Couldn’t resist, so I stopped there. I bought some sharp cheddar and an oddball one that sampled good in a local cheese factory. Then I went from Cuba to Warsaw in a few hours and never got in a boat or an airplane. At first I thought that was unusually cool, but then, after leaving Warsaw, I encountered Peru, Brazil, and Nebraska (as in the State), all also in Indiana (the State). There’s Mexico, Lebanon, Columbia, Carthage, and Nevada, in Missouri. My favorite, though, came from looking at the map and discovering that Houston is the county seat of Texas (Missouri).

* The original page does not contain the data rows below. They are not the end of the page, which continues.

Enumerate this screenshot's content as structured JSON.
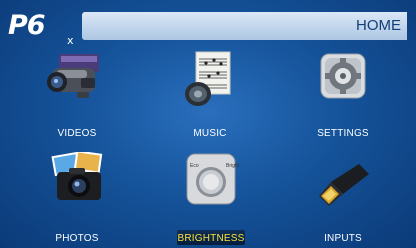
{
  "brand": {
    "logo": "P6",
    "logo_sub": "x"
  },
  "header": {
    "title": "HOME"
  },
  "menu": [
    {
      "label": "VIDEOS",
      "icon": "video-camera-icon"
    },
    {
      "label": "MUSIC",
      "icon": "music-icon"
    },
    {
      "label": "SETTINGS",
      "icon": "settings-gear-icon"
    },
    {
      "label": "PHOTOS",
      "icon": "photo-camera-icon"
    },
    {
      "label": "BRIGHTNESS",
      "icon": "brightness-knob-icon",
      "selected": true,
      "knob_left": "Eco",
      "knob_right": "Bright"
    },
    {
      "label": "INPUTS",
      "icon": "hdmi-input-icon"
    }
  ],
  "colors": {
    "background": "#15539a",
    "header_text": "#123f7c",
    "label": "#ffffff",
    "selected_label": "#f6e23a"
  }
}
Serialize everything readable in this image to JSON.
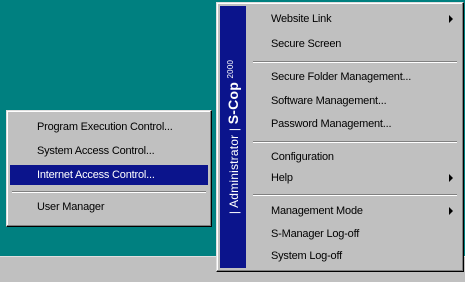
{
  "banner": {
    "role": "Administrator",
    "brand": "S-Cop",
    "year": "2000"
  },
  "main_menu": {
    "items": [
      {
        "label": "Website Link",
        "submenu": true
      },
      {
        "label": "Secure Screen",
        "submenu": false
      },
      {
        "label": "Secure Folder Management...",
        "submenu": false
      },
      {
        "label": "Software Management...",
        "submenu": false
      },
      {
        "label": "Password Management...",
        "submenu": false
      },
      {
        "label": "Configuration",
        "submenu": false
      },
      {
        "label": "Help",
        "submenu": true
      },
      {
        "label": "Management Mode",
        "submenu": true
      },
      {
        "label": "S-Manager Log-off",
        "submenu": false
      },
      {
        "label": "System Log-off",
        "submenu": false
      }
    ]
  },
  "sub_menu": {
    "items": [
      {
        "label": "Program Execution Control...",
        "selected": false
      },
      {
        "label": "System Access Control...",
        "selected": false
      },
      {
        "label": "Internet Access Control...",
        "selected": true
      },
      {
        "label": "User Manager",
        "selected": false
      }
    ]
  },
  "colors": {
    "desktop": "#008080",
    "menu_face": "#c0c0c0",
    "highlight": "#0b148c"
  },
  "icons": {
    "submenu_arrow": "triangle-right",
    "tray": "scop-tray-icon"
  }
}
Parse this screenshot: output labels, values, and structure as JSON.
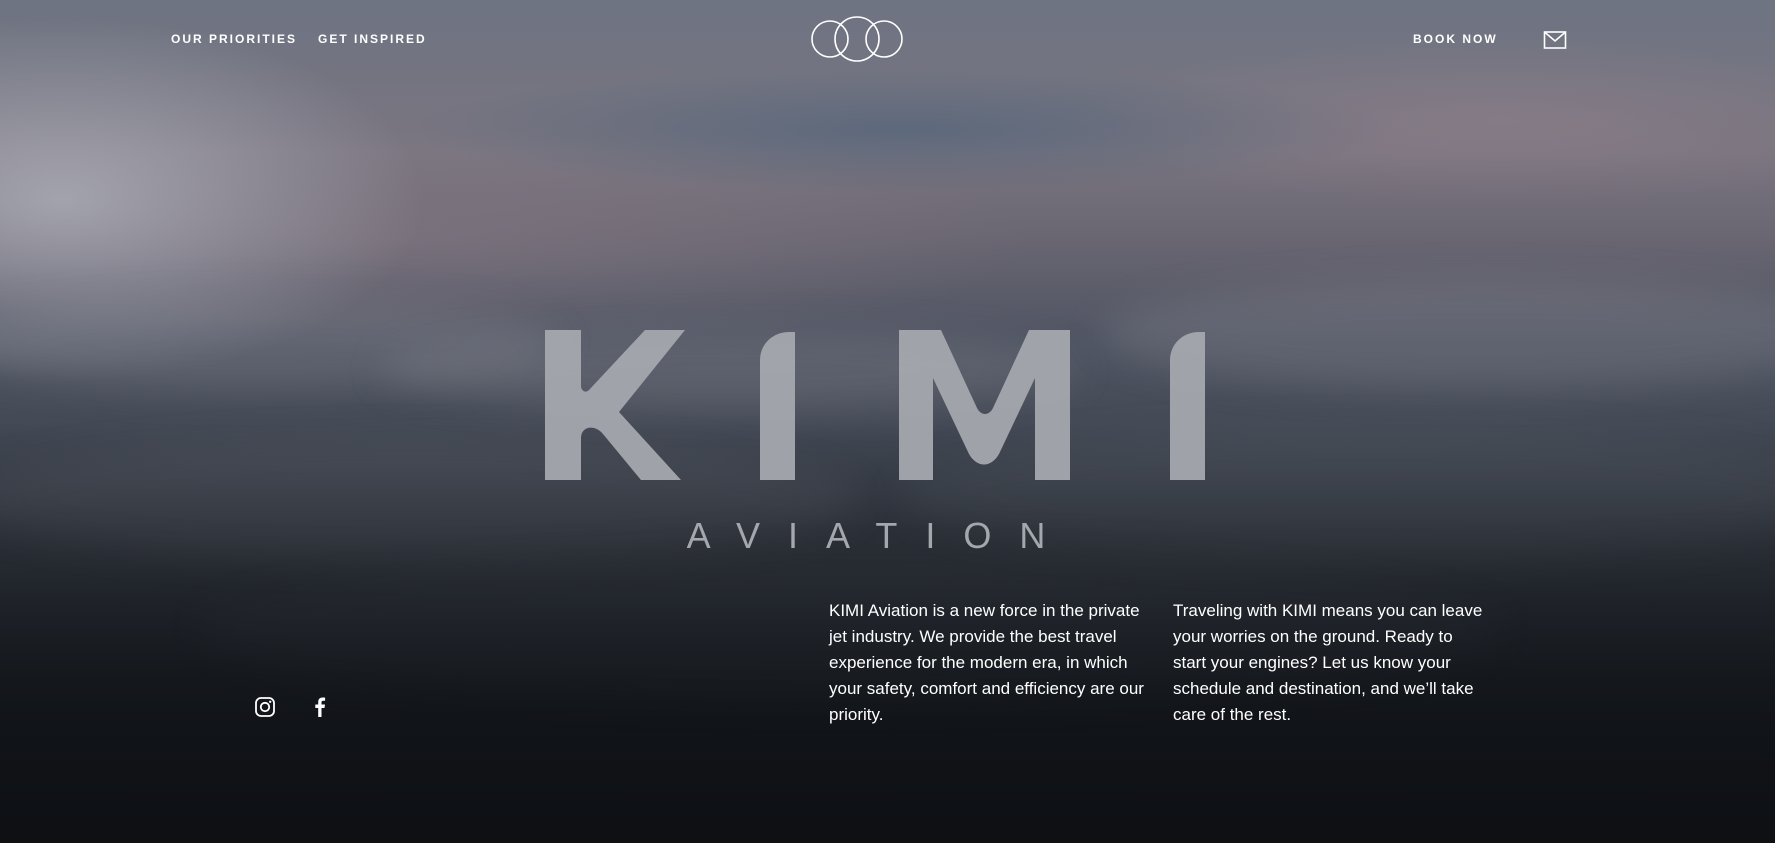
{
  "nav": {
    "left": [
      {
        "label": "OUR PRIORITIES"
      },
      {
        "label": "GET INSPIRED"
      }
    ],
    "book_label": "BOOK NOW",
    "logo_icon": "three-circles-logo-icon",
    "mail_icon": "envelope-icon"
  },
  "brand": {
    "name": "KIMI",
    "subtitle": "AVIATION"
  },
  "content": {
    "paragraph_1": "KIMI Aviation is a new force in the private jet industry. We provide the best travel experience for the modern era, in which your safety, comfort and efficiency are our priority.",
    "paragraph_2": "Traveling with KIMI means you can leave your worries on the ground. Ready to start your engines? Let us know your schedule and destination, and we’ll take care of the rest."
  },
  "social": {
    "icons": [
      "instagram-icon",
      "facebook-icon"
    ]
  },
  "colors": {
    "text": "#ffffff",
    "wordmark": "#a4a8ae"
  }
}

Is this really fair to the U.S. Postal service? Were early Midwesterners completely nostalgic for the more civilized lands they’d left and would never see again? That surely doesn’t explain Nevada, Missouri (That’s even hard to write, it grates so on the eye and ear!). I’m pretty sure I saw a Nostalgiaville somewhere, but I might be imagining it.

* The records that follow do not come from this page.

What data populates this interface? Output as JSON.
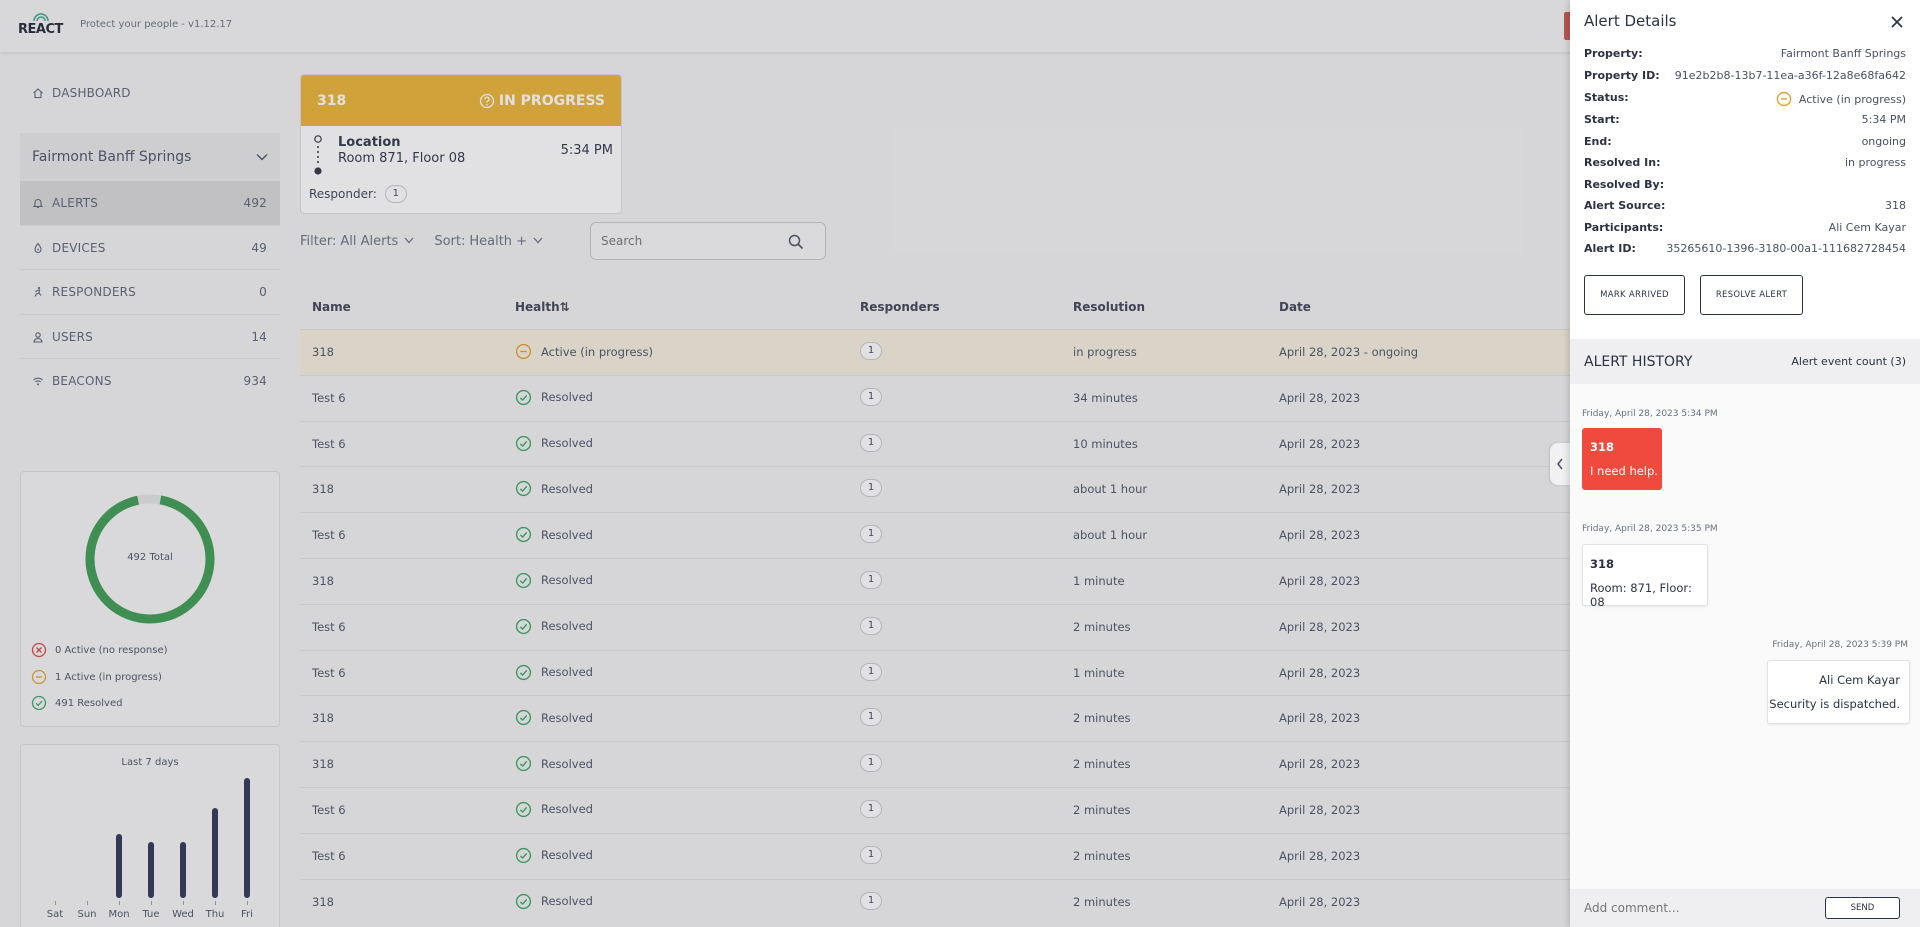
{
  "header": {
    "logo_text": "REACT",
    "tagline": "Protect your people - v1.12.17"
  },
  "sidebar": {
    "dashboard_label": "DASHBOARD",
    "property_name": "Fairmont Banff Springs",
    "items": [
      {
        "label": "ALERTS",
        "count": "492",
        "icon": "bell-icon"
      },
      {
        "label": "DEVICES",
        "count": "49",
        "icon": "droplet-icon"
      },
      {
        "label": "RESPONDERS",
        "count": "0",
        "icon": "runner-icon"
      },
      {
        "label": "USERS",
        "count": "14",
        "icon": "user-icon"
      },
      {
        "label": "BEACONS",
        "count": "934",
        "icon": "wifi-icon"
      }
    ]
  },
  "summary": {
    "total_label": "492 Total",
    "resolved_fraction": 0.998,
    "legend": [
      {
        "label": "0 Active (no response)",
        "icon": "x-circle-icon",
        "color": "#d6453d"
      },
      {
        "label": "1 Active (in progress)",
        "icon": "minus-circle-icon",
        "color": "#e3a22a"
      },
      {
        "label": "491 Resolved",
        "icon": "check-circle-icon",
        "color": "#3aa55d"
      }
    ],
    "donut_color": "#3a9a4f"
  },
  "chart_data": {
    "type": "bar",
    "title": "Last 7 days",
    "categories": [
      "Sat",
      "Sun",
      "Mon",
      "Tue",
      "Wed",
      "Thu",
      "Fri"
    ],
    "values": [
      0,
      0,
      55,
      48,
      48,
      77,
      103
    ],
    "color": "#2a3452"
  },
  "active_alert": {
    "source": "318",
    "status": "IN PROGRESS",
    "location_label": "Location",
    "location_value": "Room 871, Floor 08",
    "time": "5:34 PM",
    "responder_label": "Responder:",
    "responder_count": "1"
  },
  "filters": {
    "filter_label": "Filter:",
    "filter_value": "All Alerts",
    "sort_label": "Sort:",
    "sort_value": "Health +",
    "search_placeholder": "Search"
  },
  "table": {
    "headers": {
      "name": "Name",
      "health": "Health⇅",
      "responders": "Responders",
      "resolution": "Resolution",
      "date": "Date"
    },
    "rows": [
      {
        "name": "318",
        "health": "Active (in progress)",
        "status": "progress",
        "responders": "1",
        "resolution": "in progress",
        "date": "April 28, 2023 - ongoing"
      },
      {
        "name": "Test 6",
        "health": "Resolved",
        "status": "resolved",
        "responders": "1",
        "resolution": "34 minutes",
        "date": "April 28, 2023"
      },
      {
        "name": "Test 6",
        "health": "Resolved",
        "status": "resolved",
        "responders": "1",
        "resolution": "10 minutes",
        "date": "April 28, 2023"
      },
      {
        "name": "318",
        "health": "Resolved",
        "status": "resolved",
        "responders": "1",
        "resolution": "about 1 hour",
        "date": "April 28, 2023"
      },
      {
        "name": "Test 6",
        "health": "Resolved",
        "status": "resolved",
        "responders": "1",
        "resolution": "about 1 hour",
        "date": "April 28, 2023"
      },
      {
        "name": "318",
        "health": "Resolved",
        "status": "resolved",
        "responders": "1",
        "resolution": "1 minute",
        "date": "April 28, 2023"
      },
      {
        "name": "Test 6",
        "health": "Resolved",
        "status": "resolved",
        "responders": "1",
        "resolution": "2 minutes",
        "date": "April 28, 2023"
      },
      {
        "name": "Test 6",
        "health": "Resolved",
        "status": "resolved",
        "responders": "1",
        "resolution": "1 minute",
        "date": "April 28, 2023"
      },
      {
        "name": "318",
        "health": "Resolved",
        "status": "resolved",
        "responders": "1",
        "resolution": "2 minutes",
        "date": "April 28, 2023"
      },
      {
        "name": "318",
        "health": "Resolved",
        "status": "resolved",
        "responders": "1",
        "resolution": "2 minutes",
        "date": "April 28, 2023"
      },
      {
        "name": "Test 6",
        "health": "Resolved",
        "status": "resolved",
        "responders": "1",
        "resolution": "2 minutes",
        "date": "April 28, 2023"
      },
      {
        "name": "Test 6",
        "health": "Resolved",
        "status": "resolved",
        "responders": "1",
        "resolution": "2 minutes",
        "date": "April 28, 2023"
      },
      {
        "name": "318",
        "health": "Resolved",
        "status": "resolved",
        "responders": "1",
        "resolution": "2 minutes",
        "date": "April 28, 2023"
      }
    ]
  },
  "drawer": {
    "title": "Alert Details",
    "details": [
      {
        "key": "Property:",
        "value": "Fairmont Banff Springs"
      },
      {
        "key": "Property ID:",
        "value": "91e2b2b8-13b7-11ea-a36f-12a8e68fa642"
      },
      {
        "key": "Status:",
        "value": "Active (in progress)"
      },
      {
        "key": "Start:",
        "value": "5:34 PM"
      },
      {
        "key": "End:",
        "value": "ongoing"
      },
      {
        "key": "Resolved In:",
        "value": "in progress"
      },
      {
        "key": "Resolved By:",
        "value": ""
      },
      {
        "key": "Alert Source:",
        "value": "318"
      },
      {
        "key": "Participants:",
        "value": "Ali Cem Kayar"
      },
      {
        "key": "Alert ID:",
        "value": "35265610-1396-3180-00a1-111682728454"
      }
    ],
    "mark_arrived_label": "MARK ARRIVED",
    "resolve_label": "RESOLVE ALERT",
    "history_title": "ALERT HISTORY",
    "history_count": "Alert event count (3)",
    "events": [
      {
        "timestamp": "Friday, April 28, 2023 5:34 PM",
        "who": "318",
        "body": "I need help."
      },
      {
        "timestamp": "Friday, April 28, 2023 5:35 PM",
        "who": "318",
        "body": "Room: 871, Floor: 08"
      },
      {
        "timestamp": "Friday, April 28, 2023 5:39 PM",
        "who": "Ali Cem Kayar",
        "body": "Security is dispatched."
      }
    ],
    "comment_placeholder": "Add comment...",
    "send_label": "SEND"
  }
}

I wonder how many Wellsvilles there are in this country. I’ve noticed two, so far.
Has anyone been so bold as to name their hometown Heaven, I wonder. If there’s only one Hell, I’d bet it’s in Texas. But, having family from Texas, I’m sure it’d be called Hades. (Damn the internet all the way to Texas. Just did a google search and, if you can trust Google, Hell is in Michigan, ZIP = 48169 (Aah ha! A mapquest search of the ZIP yields Pinckney, MI, doubtlessly being maligned by some disgruntled teenage resident, or perhaps a rival sports fan. Moral: always check the internet, unless it explicitly verifies your own personal biases.))
All this makes me wish I’d chosen English over Math back in 1963, when I found the double major just too hard to keep up. Being a writer would have been so much fun. Even being a writer now would be great. But, despite having written a book, and having published it and sold numerous copies; despite being devoted to seeing it widely distributed via traditional publishing routes, despite planning to write numerous other pieces, including at least one more book; despite it all, I am not and never will be a writer. That option was closed to me in 1986.

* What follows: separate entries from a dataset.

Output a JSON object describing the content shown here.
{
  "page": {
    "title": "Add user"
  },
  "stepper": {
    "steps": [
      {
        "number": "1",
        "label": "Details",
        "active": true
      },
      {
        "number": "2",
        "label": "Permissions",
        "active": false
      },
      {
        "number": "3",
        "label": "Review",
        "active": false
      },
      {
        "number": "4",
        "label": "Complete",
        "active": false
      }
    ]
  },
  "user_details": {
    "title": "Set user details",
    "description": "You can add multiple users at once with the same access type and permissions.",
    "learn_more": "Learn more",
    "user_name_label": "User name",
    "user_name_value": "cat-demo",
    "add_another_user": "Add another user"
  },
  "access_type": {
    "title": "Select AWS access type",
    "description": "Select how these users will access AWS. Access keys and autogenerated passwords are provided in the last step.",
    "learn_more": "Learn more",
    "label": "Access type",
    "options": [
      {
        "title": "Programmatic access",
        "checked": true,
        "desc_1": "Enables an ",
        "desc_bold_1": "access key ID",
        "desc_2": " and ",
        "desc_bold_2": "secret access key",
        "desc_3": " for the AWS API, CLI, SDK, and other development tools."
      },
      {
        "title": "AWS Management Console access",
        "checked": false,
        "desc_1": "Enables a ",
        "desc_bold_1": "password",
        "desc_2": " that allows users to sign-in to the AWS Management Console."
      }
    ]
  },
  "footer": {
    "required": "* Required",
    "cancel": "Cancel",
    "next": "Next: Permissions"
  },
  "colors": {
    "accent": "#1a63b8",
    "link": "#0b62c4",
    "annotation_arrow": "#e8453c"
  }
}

I’m on a Mission, and I haven’t the time to just explore the world of imagination and the wonder of ideas. That’s why I’m heading home, now. I’m not efficient here on the road. Oh, on the way, I’ll keep this journal going. May even take the opportunity to relax a bit and let the mind wander. Being on the road is so stimulating that way.
For example, look at State boundaries: The straight ones clearly were set down in agreements between differing States before the regions in dispute had been populated by white men (there was nowhere unpopulated when the Europeans began their genocidal occupation of the Americas). Otherwise the population patterns, determined more by geography than geometry, would have made for very different decisions.
When a State has a jagged boundary on one side and straight lines emanating away from them, such as Pennsylvania, New York, Massachusetts, etc., you can look at it and imagine where the European population had taken hold when the divvying up took place. You can guess how the arguments went when the otherwise landlocked Pennsylvania got a corridor to the great lakes between New York and Ohio when the Indians actually still controlled that territory.
But here’s something I’ve never been able to make sense of: What’s that little patch of land in northern Minnesota about? You know, the little blip up into what one would think was going to be Canada? I mean, it’s not even connected via a land bridge to the rest of the U.S. I can sort of understand the analogue in Puget Sound, where we have a disconnected outpost at Point Roberts, WA, which lies below the parallel that marks most of the Canadian/U.S. boarder. But what’s the story on that little piece, jutting into Canadian territory above the parallel and not connected? Such are the things I’d love to explore.
Another day, perhaps. Today, I’m heading home. Not exactly a bee-line, though, be there around the eleventh, I think.